Another approach is this one:
Since $A^2 = 0$, the polynomial $g(x) = x^2$ annihilates A (and this means that the Linear operator defined by $g(T)$ is the null operator). However, the minimal polynomial of A must divide every polynomial that annihilates $A$, so if $m(x)$ is such polynomial, $m$ must divide $g$.
Hence, $m(x) = x^2$, because $A ≠ 0$.
Thus, the characteristical polynomial of $A$ is $p(x) = x^3$, because $p(x)$ has the same roots of $m(x)$ (why?), and $p(x)$ annihilates $A$ (by Cayley-Hamilton theorem).

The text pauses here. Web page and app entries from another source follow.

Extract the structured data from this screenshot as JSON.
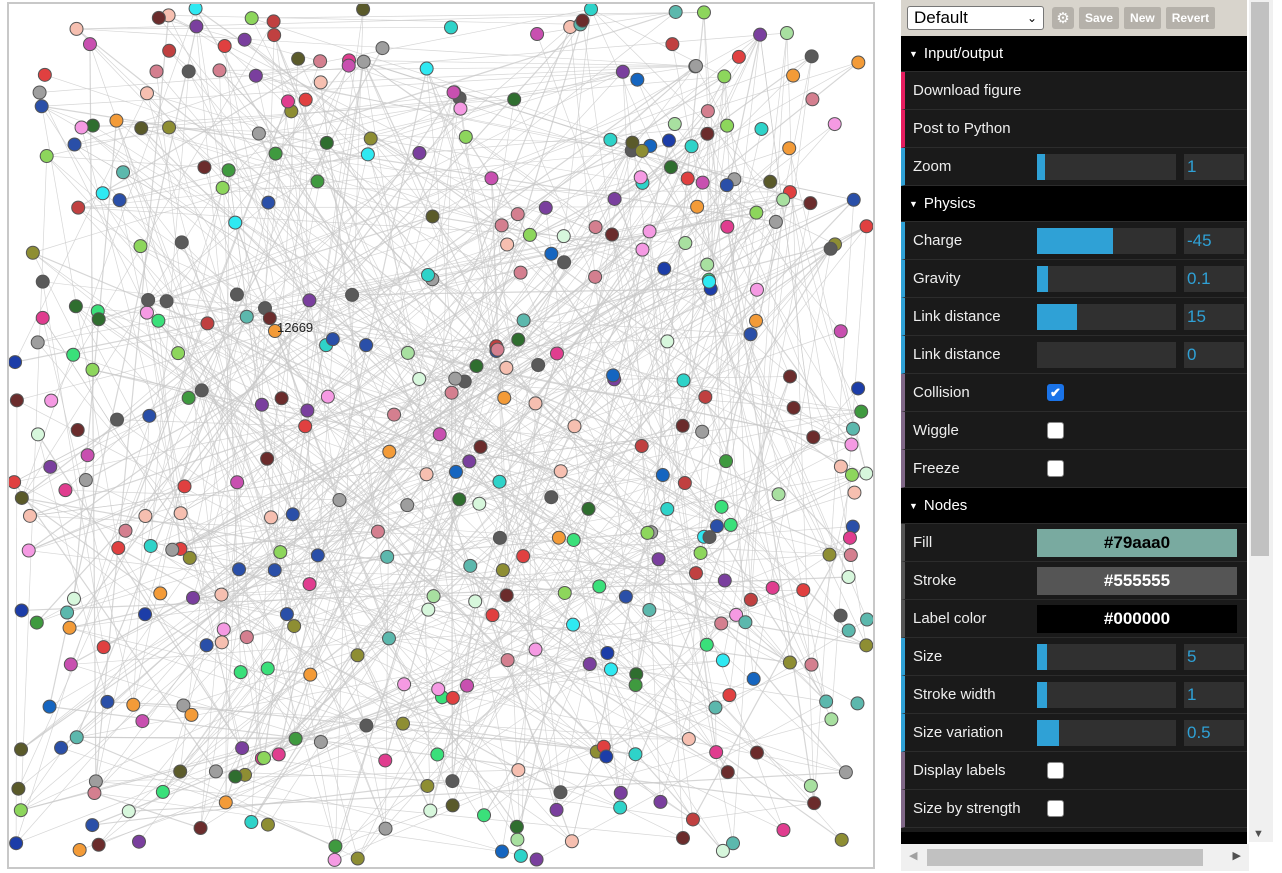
{
  "graph": {
    "hover_label": "12669",
    "link_color": "#c8c8c8",
    "node_stroke": "#555555",
    "node_palette": [
      "#3f9a3f",
      "#e04040",
      "#d47f8f",
      "#2ed3c9",
      "#8e8e33",
      "#f39b38",
      "#5a5a5a",
      "#f6bfb0",
      "#c850b0",
      "#7a3f9e",
      "#2a4fa8",
      "#6b2c2c",
      "#3ae07a",
      "#2f6e2f",
      "#a8e0a0",
      "#2fe9f2",
      "#e03d8f",
      "#f59ae3",
      "#1565c0",
      "#8dd65c",
      "#5a5a2a",
      "#d7f7dc",
      "#9e9e9e",
      "#c04040",
      "#1c3da8",
      "#5cb8ad"
    ],
    "nodes_with_label": [
      {
        "id": "12669"
      }
    ]
  },
  "gui": {
    "preset": {
      "selected": "Default",
      "gear_icon": "gear-icon",
      "save": "Save",
      "new": "New",
      "revert": "Revert"
    },
    "folders": [
      {
        "title": "Input/output",
        "rows": [
          {
            "type": "func",
            "label": "Download figure"
          },
          {
            "type": "func",
            "label": "Post to Python"
          },
          {
            "type": "num",
            "label": "Zoom",
            "value": "1",
            "fill": 0.06
          }
        ]
      },
      {
        "title": "Physics",
        "rows": [
          {
            "type": "num",
            "label": "Charge",
            "value": "-45",
            "fill": 0.55
          },
          {
            "type": "num",
            "label": "Gravity",
            "value": "0.1",
            "fill": 0.08
          },
          {
            "type": "num",
            "label": "Link distance",
            "value": "15",
            "fill": 0.29
          },
          {
            "type": "num",
            "label": "Link distance",
            "value": "0",
            "fill": 0.0
          },
          {
            "type": "bool",
            "label": "Collision",
            "checked": true
          },
          {
            "type": "bool",
            "label": "Wiggle",
            "checked": false
          },
          {
            "type": "bool",
            "label": "Freeze",
            "checked": false
          }
        ]
      },
      {
        "title": "Nodes",
        "rows": [
          {
            "type": "color",
            "label": "Fill",
            "value": "#79aaa0"
          },
          {
            "type": "color",
            "label": "Stroke",
            "value": "#555555"
          },
          {
            "type": "color",
            "label": "Label color",
            "value": "#000000"
          },
          {
            "type": "num",
            "label": "Size",
            "value": "5",
            "fill": 0.07
          },
          {
            "type": "num",
            "label": "Stroke width",
            "value": "1",
            "fill": 0.07
          },
          {
            "type": "num",
            "label": "Size variation",
            "value": "0.5",
            "fill": 0.16
          },
          {
            "type": "bool",
            "label": "Display labels",
            "checked": false
          },
          {
            "type": "bool",
            "label": "Size by strength",
            "checked": false
          }
        ]
      }
    ]
  },
  "icons": {
    "triangle": "folder-open-icon",
    "check": "checkmark-icon",
    "scroll_down": "scroll-down-icon",
    "scroll_left": "scroll-left-icon",
    "scroll_right": "scroll-right-icon",
    "select_chevron": "chevron-down-icon"
  }
}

In conclusion, the characteristical polynomial of $A$ has only a single root, $0$, and since every eigenvalue of $A$ is a root of it's characteristical polynomial, we have that 0 is the only eigenvalue of $A$.